Anyone for a tea bag?
Tea is one of the most consumed hot beverages in the world.
Tea bags can revitalise tired and puffy eyes.
But there is more to tea than just drinking it to lift our spirits.
Tea enthusiast Kevin Dharmaratne says he is testimony to this because he is from Sri Lanka - the largest tea producer in the world.
Dharmaratne, now a restaurant manager at the InterContinental Sandton Towers, hosts what is called "Hi Tea" at the hotel, where guests get to taste the best teas in the region while he shares with them how they are made and what health or beauty benefits they have.
"I come from the land known for quality Ceylon teas. As a Sri Lankan, I am very passionate about tea. Tea is the most widely consumed drink in that country."
His wife is in the tea business so Dharmaratne learnt one or two things from her too.
"The intricate details I have about teas comes from my wife who is in the tea business and who has a good knowledge about teas and training. She imports premium quality Basilur teas," he said.
His love and passion for tea and its benefits dates back to his childhood. While his peers played about during the holidays, he would visit tea plantations and factories to learn about the beverage.
He explains that the beverage was first used as a medicine.
"It took about 3000 years to become an everyday drink. It used to be very expensive and kept in a locked chest to which the lady of the house held the key."
But today we have the added benefit of enjoying the drink and using the tea bag afterwards for various perks.
"It contains antioxidants that repair cell damage. If left untreated, cell damage can lead to wrinkles and other health implications."

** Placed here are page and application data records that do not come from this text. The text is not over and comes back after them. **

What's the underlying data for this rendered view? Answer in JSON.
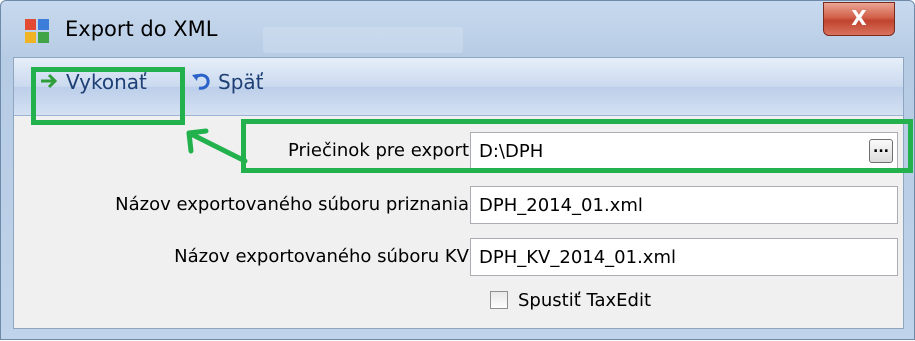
{
  "window": {
    "title": "Export do XML",
    "close_label": "X"
  },
  "toolbar": {
    "execute_label": "Vykonať",
    "back_label": "Späť"
  },
  "form": {
    "folder": {
      "label": "Priečinok pre export",
      "value": "D:\\DPH"
    },
    "return_file": {
      "label": "Názov exportovaného súboru priznania",
      "value": "DPH_2014_01.xml"
    },
    "kv_file": {
      "label": "Názov exportovaného súboru KV",
      "value": "DPH_KV_2014_01.xml"
    },
    "run_taxedit": {
      "label": "Spustiť TaxEdit",
      "checked": false
    }
  },
  "browse_label": "...",
  "colors": {
    "highlight": "#22b14c",
    "close": "#c0432e",
    "link": "#1d3f75"
  }
}
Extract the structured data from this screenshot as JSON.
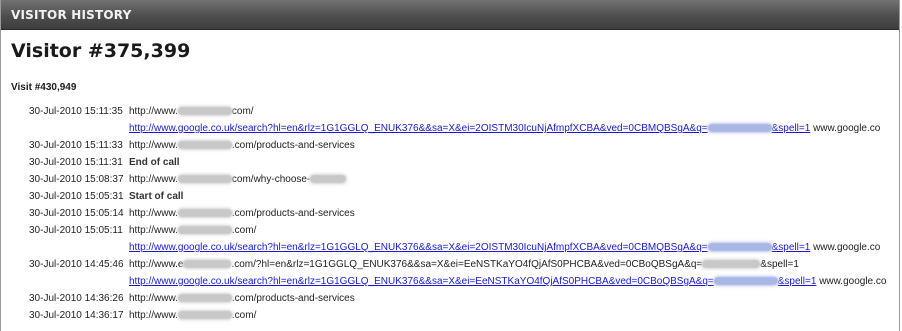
{
  "window": {
    "title": "VISITOR HISTORY"
  },
  "visitor": {
    "title": "Visitor #375,399"
  },
  "visit": {
    "label": "Visit #430,949"
  },
  "entries": [
    {
      "time": "30-Jul-2010 15:11:35",
      "url_pre": "http://www.",
      "url_post": "com/"
    },
    {
      "ref_pre": "http://www.google.co.uk/search?hl=en&rlz=1G1GGLQ_ENUK376&&sa=X&ei=2OISTM30IcuNjAfmpfXCBA&ved=0CBMQBSgA&q=",
      "ref_post": "&spell=1",
      "ref_tail": "www.google.co"
    },
    {
      "time": "30-Jul-2010 15:11:33",
      "url_pre": "http://www.",
      "url_post": ".com/products-and-services"
    },
    {
      "time": "30-Jul-2010 15:11:31",
      "event": "End of call"
    },
    {
      "time": "30-Jul-2010 15:08:37",
      "url_pre": "http://www.",
      "url_post": "com/why-choose-"
    },
    {
      "time": "30-Jul-2010 15:05:31",
      "event": "Start of call"
    },
    {
      "time": "30-Jul-2010 15:05:14",
      "url_pre": "http://www.",
      "url_post": ".com/products-and-services"
    },
    {
      "time": "30-Jul-2010 15:05:11",
      "url_pre": "http://www.",
      "url_post": ".com/"
    },
    {
      "ref_pre": "http://www.google.co.uk/search?hl=en&rlz=1G1GGLQ_ENUK376&&sa=X&ei=2OISTM30IcuNjAfmpfXCBA&ved=0CBMQBSgA&q=",
      "ref_post": "&spell=1",
      "ref_tail": "www.google.co"
    },
    {
      "time": "30-Jul-2010 14:45:46",
      "url_pre": "http://www.e",
      "url_post": ".com/?hl=en&rlz=1G1GGLQ_ENUK376&&sa=X&ei=EeNSTKaYO4fQjAfS0PHCBA&ved=0CBoQBSgA&q=",
      "url_post2": "&spell=1"
    },
    {
      "ref_pre": "http://www.google.co.uk/search?hl=en&rlz=1G1GGLQ_ENUK376&&sa=X&ei=EeNSTKaYO4fQjAfS0PHCBA&ved=0CBoQBSgA&q=",
      "ref_post": "&spell=1",
      "ref_tail": "www.google.co"
    },
    {
      "time": "30-Jul-2010 14:36:26",
      "url_pre": "http://www.",
      "url_post": ".com/products-and-services"
    },
    {
      "time": "30-Jul-2010 14:36:17",
      "url_pre": "http://www.",
      "url_post": ".com/"
    }
  ]
}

Dharmaratne says you don't have to invest in expensive herbal teas to experience its beauty effects. Even cheap ones will do.
As summer slowly approaches we are exposed to the scorching sun that leaves the skin damaged. He says instead of buying really overpriced after-sun lotions, a tea bag can do the trick in healing sunburn.
"A few wet and cool tea bags applied to the affected skin will take out the sting. This also works well for other types of minor burns as well as reducing razor burn."
For severe sunburn, his advice is to put the tea bag in the bath water and soak the whole body.
Tea can also revitalise tired eyes.
Placing a soaked tea bag on eyes for 20 minutes can revive tired, achy, and puffy eyes.
"The tannins in the tea reduces puffiness and soothes tired eyes. This also works to reduce dark circles under the eye."
He says tea has an astringency component and therefore it can be also used as a facial toner.
"The astringency in tea can assist with the more oily areas on our face, so quickly wipe a tea bag over your trouble zones and then blot with a clean towel. This will help make your face less oily and is a quick substitute for a facial toner."
Smelly feet can also be dealt with by washing them with a cold or warm tea solution for 20 minutes.
"The astringency in tea closes up the sweat-emitting pores that create the smell in the first place, and the tannins kill stinky bacteria."
He claims it can also help heal bruises faster if a wet tea bag is placed on the bruise. "Tea bags should always be allowed to cool before they are used to avoid burns."